September 12th, 2016 | Posted by in Naturalist Notes

Guest post by Leigh Calvez, author of the new book The Secret Lives of Owls. Join us Thursday, Sept 22, at Village Books for a free reading from this great new title from Sasquatch Books, the first event in our Fall 2016 Nature of Writing Speaker Series in Bellingham.

Perhaps the most iconic of all owls in the Pacific Northwest is the Northern Spotted Owl (Strix occidentalis). I was excited to look for these owls in the wild, in the ancient trees where they live, before they disappear altogether. Sighting one seemed to me to be as epic, and just as improbable, as sighting a unicorn. Yet from all I’d heard from the biologists called “hooters”—for the hooting call that they make either electronically or with their own voices to determine if Spotted Owls are nesting in the area—these owls were still out there. Still, even the experts were finding only one or maybe two nests in their survey areas each year. Tracking them would be more of an adventure than I could yet imagine.
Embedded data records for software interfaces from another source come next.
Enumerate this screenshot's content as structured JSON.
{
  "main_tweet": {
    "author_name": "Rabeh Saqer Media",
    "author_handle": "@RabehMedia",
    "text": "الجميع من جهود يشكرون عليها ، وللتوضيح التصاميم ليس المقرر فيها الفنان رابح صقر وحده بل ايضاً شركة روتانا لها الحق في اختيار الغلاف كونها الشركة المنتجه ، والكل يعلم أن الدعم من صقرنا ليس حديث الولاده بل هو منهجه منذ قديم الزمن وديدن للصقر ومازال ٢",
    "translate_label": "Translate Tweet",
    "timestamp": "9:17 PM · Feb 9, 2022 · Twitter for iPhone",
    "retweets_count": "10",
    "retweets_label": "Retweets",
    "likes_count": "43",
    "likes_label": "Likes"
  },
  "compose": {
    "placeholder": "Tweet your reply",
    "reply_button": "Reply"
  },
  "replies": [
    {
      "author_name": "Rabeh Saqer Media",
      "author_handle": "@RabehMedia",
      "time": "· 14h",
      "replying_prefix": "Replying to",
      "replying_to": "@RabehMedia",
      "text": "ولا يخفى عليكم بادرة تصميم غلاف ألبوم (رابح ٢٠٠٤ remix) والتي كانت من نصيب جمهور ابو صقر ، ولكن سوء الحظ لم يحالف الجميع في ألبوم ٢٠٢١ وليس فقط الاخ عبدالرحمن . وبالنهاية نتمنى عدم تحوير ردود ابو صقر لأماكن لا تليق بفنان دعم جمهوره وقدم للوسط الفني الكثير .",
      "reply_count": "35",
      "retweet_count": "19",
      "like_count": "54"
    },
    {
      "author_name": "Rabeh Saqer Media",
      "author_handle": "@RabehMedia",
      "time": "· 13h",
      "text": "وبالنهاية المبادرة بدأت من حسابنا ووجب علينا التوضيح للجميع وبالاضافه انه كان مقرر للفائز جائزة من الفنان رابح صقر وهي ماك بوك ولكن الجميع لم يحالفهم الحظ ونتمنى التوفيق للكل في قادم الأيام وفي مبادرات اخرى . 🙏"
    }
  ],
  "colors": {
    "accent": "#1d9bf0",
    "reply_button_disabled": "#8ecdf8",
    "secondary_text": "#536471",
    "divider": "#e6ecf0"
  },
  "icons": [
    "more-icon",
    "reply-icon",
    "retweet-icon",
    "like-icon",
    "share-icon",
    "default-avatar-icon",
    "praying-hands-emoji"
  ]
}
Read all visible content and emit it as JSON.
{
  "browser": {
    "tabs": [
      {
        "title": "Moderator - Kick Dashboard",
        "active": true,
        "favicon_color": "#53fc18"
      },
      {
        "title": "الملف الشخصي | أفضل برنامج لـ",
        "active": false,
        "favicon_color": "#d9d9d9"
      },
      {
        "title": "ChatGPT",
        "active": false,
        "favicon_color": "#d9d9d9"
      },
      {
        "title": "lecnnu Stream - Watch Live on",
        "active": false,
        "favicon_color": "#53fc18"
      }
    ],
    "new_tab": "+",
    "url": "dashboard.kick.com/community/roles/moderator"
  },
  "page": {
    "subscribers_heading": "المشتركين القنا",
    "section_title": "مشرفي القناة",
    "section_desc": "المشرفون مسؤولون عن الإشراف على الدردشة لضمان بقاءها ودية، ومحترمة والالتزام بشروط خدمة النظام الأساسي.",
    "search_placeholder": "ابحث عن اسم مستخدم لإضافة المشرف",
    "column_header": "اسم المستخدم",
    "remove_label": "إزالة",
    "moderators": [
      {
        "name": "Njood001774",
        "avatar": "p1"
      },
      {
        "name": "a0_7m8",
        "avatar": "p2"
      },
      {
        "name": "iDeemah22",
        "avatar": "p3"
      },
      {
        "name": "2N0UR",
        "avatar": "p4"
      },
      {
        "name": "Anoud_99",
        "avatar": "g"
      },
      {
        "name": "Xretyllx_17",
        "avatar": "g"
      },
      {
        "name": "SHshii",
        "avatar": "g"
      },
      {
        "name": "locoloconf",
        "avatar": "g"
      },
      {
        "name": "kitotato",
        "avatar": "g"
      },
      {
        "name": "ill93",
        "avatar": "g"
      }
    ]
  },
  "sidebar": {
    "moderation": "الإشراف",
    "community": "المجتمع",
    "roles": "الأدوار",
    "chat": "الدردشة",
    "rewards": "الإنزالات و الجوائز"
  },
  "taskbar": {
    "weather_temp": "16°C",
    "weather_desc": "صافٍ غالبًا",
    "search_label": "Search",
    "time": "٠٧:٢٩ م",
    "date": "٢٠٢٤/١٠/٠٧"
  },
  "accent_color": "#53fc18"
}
Through the grapevine of owl biologists, I contacted Stan Sovern, a Forest Service biologist who has been monitoring the Spotted Owl population in Washington State, both on the Olympic Peninsula and in Central Washington, for the past twenty-eight years. He invited me out for an afternoon check of one active nest site. I met Stan and Margy Taylor, another longtime Forest Service hooter, at the Cle Elum Ranger Station. Then we drove east along I-90 to the forest edge, where the habitat abruptly turns to shrub-steppe, as if a line had been drawn through the state.

Just before we took the Taneum Creek exit to the interstate, I could see fields full of tall windmills turning in the breeze blowing down from the eastern Cascade slopes. There are spotted owls here? I wondered.

We then turned and headed west into some of the last remaining old-growth forest in Central Washington. It was here that we met William Meyer, a biologist from the Washington Department of Fish and Wildlife, who knew Margy from the days they had counted Spotted Owls together on the Olympic Peninsula. He now specializes in restoring beavers—once an integral part of the landscape—to their natural habitat and reclaiming watersheds that have dried up since beavers were removed from the land.

» Continue reading Rarely Spotted : Northern Spotted Owls

Dogwood First Leaf

A Question of Scale: Plant Phenology Across Time and Space

September 5th, 2016 | Posted by in Graduate M.Ed. Program

By Joe Loviska, graduate student in the Institute’s 15th cohort.

March 20, 2016. I’ve been keeping an eye on the western flowering dogwood (Cornus nuttallii) out in the parking lot of the Learning Center. It’s a small tree, maybe twelve feet in height. Its gray trunk and branches are spindly, filling out the vague shape of a mop standing on its handle. This dogwood grows at 1,220 feet above sea level on the west slope of the Cascades. It occupies a site that has good southern exposure, with dry, well-drained soil and a closed canopy of Douglas firs above. All of these facts and more dictate the beginning of the spring season for this particular tree, which is today. Today its leaf tips are poking out. Yesterday they were not. My friend the dogwood tree is awake.

Now it just so happens that today, March 20, the 80th day of the year (DOY), is also the vernal equinox. That is, the year-long wobble of Earth’s axis has tilted in such a way that the equator is squarely facing the sun. Translation? Equal amounts of day and night across the globe. In the Northern Hemisphere, this means the first day of spring, right in time for the dogwood to open its buds. Coincidence? You decide.

» Continue reading A Question of Scale: Plant Phenology Across Time and Space